Understanding Entropy

This blog post is inspired by a question asked from one of my team mates - so.. here I am trying to explain what is entropy and it's role in web services security.

In information theory, entropy is a measure of the uncertainty associated with a random variable. In other words, entropy adds randomness to a generated key.

In WS-Trust, under Holder-of-Key scenario - the Security Token Service has to generate a key and pass that to the client - which will later be used between the client and the service to secure the communication.

Let's see how this is done.. Let's have a look at some part of the client request to the Security Token Service.
Here you can see, the Entropy element is included in the request.

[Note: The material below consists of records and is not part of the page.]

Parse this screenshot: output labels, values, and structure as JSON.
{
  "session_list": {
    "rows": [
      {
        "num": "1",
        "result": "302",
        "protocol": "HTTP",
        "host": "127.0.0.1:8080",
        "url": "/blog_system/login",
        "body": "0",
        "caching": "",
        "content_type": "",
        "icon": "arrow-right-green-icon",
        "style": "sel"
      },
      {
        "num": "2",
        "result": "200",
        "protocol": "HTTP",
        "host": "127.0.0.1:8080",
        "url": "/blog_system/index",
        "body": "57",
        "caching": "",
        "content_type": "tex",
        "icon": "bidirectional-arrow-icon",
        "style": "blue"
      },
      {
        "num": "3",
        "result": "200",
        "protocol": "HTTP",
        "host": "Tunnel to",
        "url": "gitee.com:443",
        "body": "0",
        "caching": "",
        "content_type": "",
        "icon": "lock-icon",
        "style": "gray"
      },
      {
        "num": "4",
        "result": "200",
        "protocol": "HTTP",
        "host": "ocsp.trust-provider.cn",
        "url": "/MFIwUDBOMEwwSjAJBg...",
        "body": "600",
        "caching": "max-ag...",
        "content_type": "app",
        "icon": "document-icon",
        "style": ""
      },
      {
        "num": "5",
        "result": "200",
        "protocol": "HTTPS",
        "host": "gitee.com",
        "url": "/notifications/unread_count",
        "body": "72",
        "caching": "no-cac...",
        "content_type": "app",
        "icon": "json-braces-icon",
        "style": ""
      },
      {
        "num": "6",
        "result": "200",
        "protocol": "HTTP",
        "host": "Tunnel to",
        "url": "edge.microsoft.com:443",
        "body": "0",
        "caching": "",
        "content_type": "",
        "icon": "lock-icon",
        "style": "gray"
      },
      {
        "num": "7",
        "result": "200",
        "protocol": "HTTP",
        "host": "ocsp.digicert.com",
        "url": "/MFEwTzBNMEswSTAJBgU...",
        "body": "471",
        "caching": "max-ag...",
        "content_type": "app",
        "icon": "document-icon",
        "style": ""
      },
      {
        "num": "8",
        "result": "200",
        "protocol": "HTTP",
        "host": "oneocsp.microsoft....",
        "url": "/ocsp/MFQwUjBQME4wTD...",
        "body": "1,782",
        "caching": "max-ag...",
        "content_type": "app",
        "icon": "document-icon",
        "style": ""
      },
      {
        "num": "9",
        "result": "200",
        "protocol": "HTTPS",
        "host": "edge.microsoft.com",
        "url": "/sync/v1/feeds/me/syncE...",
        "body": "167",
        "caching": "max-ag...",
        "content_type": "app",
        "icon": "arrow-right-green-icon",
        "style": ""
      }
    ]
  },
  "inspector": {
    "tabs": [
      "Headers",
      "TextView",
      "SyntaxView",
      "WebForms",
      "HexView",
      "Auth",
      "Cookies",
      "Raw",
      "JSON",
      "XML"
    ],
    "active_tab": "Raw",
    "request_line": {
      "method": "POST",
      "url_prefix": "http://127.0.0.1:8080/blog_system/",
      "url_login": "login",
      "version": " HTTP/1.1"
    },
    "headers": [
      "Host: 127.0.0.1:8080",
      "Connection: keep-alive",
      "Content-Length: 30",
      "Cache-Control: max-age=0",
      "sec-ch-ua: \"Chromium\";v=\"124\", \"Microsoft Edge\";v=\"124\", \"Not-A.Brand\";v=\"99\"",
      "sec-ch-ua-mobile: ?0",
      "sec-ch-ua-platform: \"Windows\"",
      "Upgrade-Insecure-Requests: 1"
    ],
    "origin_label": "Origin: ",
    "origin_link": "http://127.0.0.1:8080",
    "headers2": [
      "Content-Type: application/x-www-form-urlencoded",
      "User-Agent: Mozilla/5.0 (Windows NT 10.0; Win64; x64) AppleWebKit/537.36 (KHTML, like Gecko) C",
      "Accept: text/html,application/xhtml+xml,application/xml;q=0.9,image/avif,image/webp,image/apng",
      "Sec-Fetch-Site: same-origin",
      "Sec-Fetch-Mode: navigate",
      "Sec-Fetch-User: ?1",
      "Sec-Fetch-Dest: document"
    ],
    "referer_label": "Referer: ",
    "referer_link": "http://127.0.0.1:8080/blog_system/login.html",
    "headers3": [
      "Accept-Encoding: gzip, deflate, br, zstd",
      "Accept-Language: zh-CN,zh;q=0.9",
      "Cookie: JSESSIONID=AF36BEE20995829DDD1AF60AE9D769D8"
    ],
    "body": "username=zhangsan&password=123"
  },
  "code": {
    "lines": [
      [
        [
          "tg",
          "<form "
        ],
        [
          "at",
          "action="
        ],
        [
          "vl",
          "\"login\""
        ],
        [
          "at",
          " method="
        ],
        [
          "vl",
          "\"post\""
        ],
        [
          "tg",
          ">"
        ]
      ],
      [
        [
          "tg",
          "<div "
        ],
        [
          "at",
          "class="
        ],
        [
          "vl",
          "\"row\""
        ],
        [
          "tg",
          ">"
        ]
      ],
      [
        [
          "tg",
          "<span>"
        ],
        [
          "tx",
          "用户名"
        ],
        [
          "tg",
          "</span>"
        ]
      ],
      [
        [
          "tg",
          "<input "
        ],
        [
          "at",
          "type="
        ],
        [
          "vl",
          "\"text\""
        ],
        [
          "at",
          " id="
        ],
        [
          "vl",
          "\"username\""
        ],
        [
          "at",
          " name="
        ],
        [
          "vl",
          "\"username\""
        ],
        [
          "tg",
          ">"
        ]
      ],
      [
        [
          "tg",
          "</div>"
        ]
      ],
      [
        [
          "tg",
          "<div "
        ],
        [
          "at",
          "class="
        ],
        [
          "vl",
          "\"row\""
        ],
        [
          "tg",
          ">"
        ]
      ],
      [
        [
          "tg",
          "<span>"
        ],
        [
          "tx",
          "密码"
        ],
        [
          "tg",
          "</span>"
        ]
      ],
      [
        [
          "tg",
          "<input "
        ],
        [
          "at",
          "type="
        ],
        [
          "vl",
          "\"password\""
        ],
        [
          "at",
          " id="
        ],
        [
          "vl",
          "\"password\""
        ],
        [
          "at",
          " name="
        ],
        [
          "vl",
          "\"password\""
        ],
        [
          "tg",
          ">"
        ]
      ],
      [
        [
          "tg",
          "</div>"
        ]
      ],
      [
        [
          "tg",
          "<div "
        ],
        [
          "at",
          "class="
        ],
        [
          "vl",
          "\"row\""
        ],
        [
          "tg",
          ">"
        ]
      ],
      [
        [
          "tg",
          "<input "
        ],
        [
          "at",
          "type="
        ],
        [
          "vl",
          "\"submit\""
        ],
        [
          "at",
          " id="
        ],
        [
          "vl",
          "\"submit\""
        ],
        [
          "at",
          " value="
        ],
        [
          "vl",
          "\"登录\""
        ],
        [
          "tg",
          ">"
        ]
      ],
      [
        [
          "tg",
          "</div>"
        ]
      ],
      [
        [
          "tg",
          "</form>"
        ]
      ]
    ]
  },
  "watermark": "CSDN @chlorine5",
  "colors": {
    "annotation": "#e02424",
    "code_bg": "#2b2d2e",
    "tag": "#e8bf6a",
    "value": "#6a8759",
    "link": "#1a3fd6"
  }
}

This optional element allows a requestor to specify entropy that is to be used in creating the key. The value of this element should be either a <xenc:EncryptedKey> or <wst:BinarySecret> depending on whether or not the key is encrypted. Secrets should be encrypted unless the transport/channel is already providing encryption. The BinarySecret element specifies a base64 encoded sequence of octets representing the requestor's entropy.

The keys resulting from a request are determined in one of three ways...

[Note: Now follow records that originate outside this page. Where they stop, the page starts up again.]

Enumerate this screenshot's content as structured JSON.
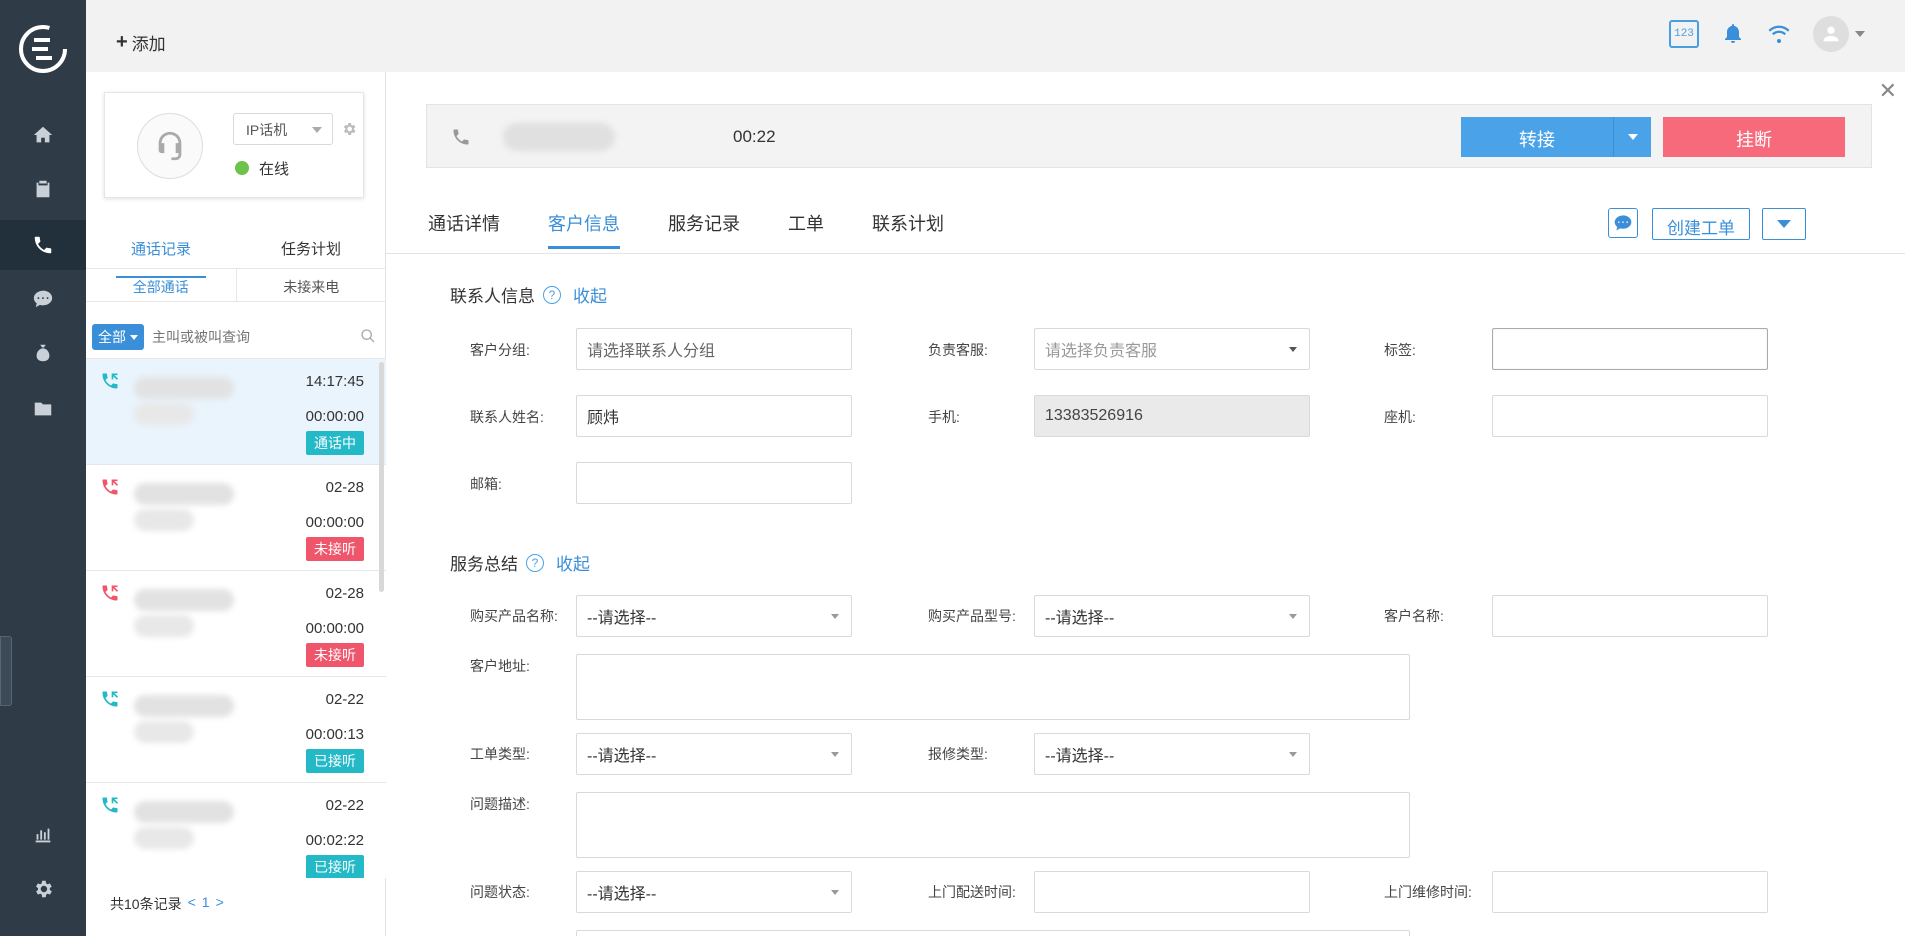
{
  "topbar": {
    "add_label": "添加",
    "keyboard_label": "123"
  },
  "agent": {
    "phone_type": "IP话机",
    "status": "在线"
  },
  "mid_tabs": [
    "通话记录",
    "任务计划"
  ],
  "sub_tabs": [
    "全部通话",
    "未接来电"
  ],
  "search": {
    "scope": "全部",
    "placeholder": "主叫或被叫查询"
  },
  "calls": [
    {
      "time": "14:17:45",
      "duration": "00:00:00",
      "status": "通话中",
      "status_color": "#24b9c7",
      "icon_color": "#24b9c7"
    },
    {
      "time": "02-28",
      "duration": "00:00:00",
      "status": "未接听",
      "status_color": "#f0566b",
      "icon_color": "#f0566b"
    },
    {
      "time": "02-28",
      "duration": "00:00:00",
      "status": "未接听",
      "status_color": "#f0566b",
      "icon_color": "#f0566b"
    },
    {
      "time": "02-22",
      "duration": "00:00:13",
      "status": "已接听",
      "status_color": "#24b9c7",
      "icon_color": "#24b9c7"
    },
    {
      "time": "02-22",
      "duration": "00:02:22",
      "status": "已接听",
      "status_color": "#24b9c7",
      "icon_color": "#24b9c7"
    }
  ],
  "pager": {
    "total": "共10条记录",
    "prev": "<",
    "page": "1",
    "next": ">"
  },
  "callbar": {
    "timer": "00:22",
    "transfer": "转接",
    "hangup": "挂断"
  },
  "main_tabs": [
    "通话详情",
    "客户信息",
    "服务记录",
    "工单",
    "联系计划"
  ],
  "actions": {
    "create_ticket": "创建工单"
  },
  "contact": {
    "title": "联系人信息",
    "collapse": "收起",
    "group_label": "客户分组:",
    "group_placeholder": "请选择联系人分组",
    "agent_label": "负责客服:",
    "agent_placeholder": "请选择负责客服",
    "tag_label": "标签:",
    "name_label": "联系人姓名:",
    "name_value": "顾炜",
    "mobile_label": "手机:",
    "mobile_value": "13383526916",
    "landline_label": "座机:",
    "email_label": "邮箱:"
  },
  "service": {
    "title": "服务总结",
    "collapse": "收起",
    "product_name_label": "购买产品名称:",
    "product_model_label": "购买产品型号:",
    "customer_name_label": "客户名称:",
    "address_label": "客户地址:",
    "ticket_type_label": "工单类型:",
    "repair_type_label": "报修类型:",
    "problem_desc_label": "问题描述:",
    "problem_status_label": "问题状态:",
    "delivery_time_label": "上门配送时间:",
    "repair_time_label": "上门维修时间:",
    "select_placeholder": "--请选择--"
  },
  "colors": {
    "accent": "#3a8fd8",
    "nav_bg": "#2f3c48",
    "hangup": "#f66a7b",
    "transfer": "#4aa3e8"
  }
}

1. Specific
2. Partial
3. Omitted

In the case of specific keys, a <wst:RequestedProofToken> element is included in the response which indicates the specific key(s) to use unless the key was provided by the requestor(in which case there is no need to return it). This happens if the requestor does not provide entropy or issuer rejects the requestor's entropy.

In the case of partial, the <wst:Entropy> element is included in the response, which indicates partial key material from the issuer (not the full key) that is combined (by each party) with the requestor's entropy to determine the resulting key(s). In this case a <wst:ComputedKey> element is returned inside the <wst:RequestedProofToken> to indicate how the key is computed. This happens if the requestor provides entropy and the issuer honors it. Here you will see, in the response it will have an Entropy element - which includes the issuer's entropy.
In the case of omitted, an existing key is used or the resulting token is not directly associated with a key. This happens if the requestor provides entropy and the responder doesn't (issuer uses the requestor's key), then a proof-of-possession token need not be returned.

Following table summarizes the use of Entropy.

Requestor Issuer Result
Provides Entropy Uses requestor entropy as key No proof-of-possession token is returned
Provides Entropy Provides entropy No keys returned, key(s) derived using entropy from both sides according to method identified in response. Issuer's Entropy is returned to the client and the way the key was derived specified under ComputedKey element.
Provides Entropy Issues own key (rejects requestor's entropy) Proof-of-possession token contains issuer's key(s)
No Entropy provided Issues own key Proof-of-possession token contains issuer's key(s)
No Entropy provided Does not issue key No proof-of-possession token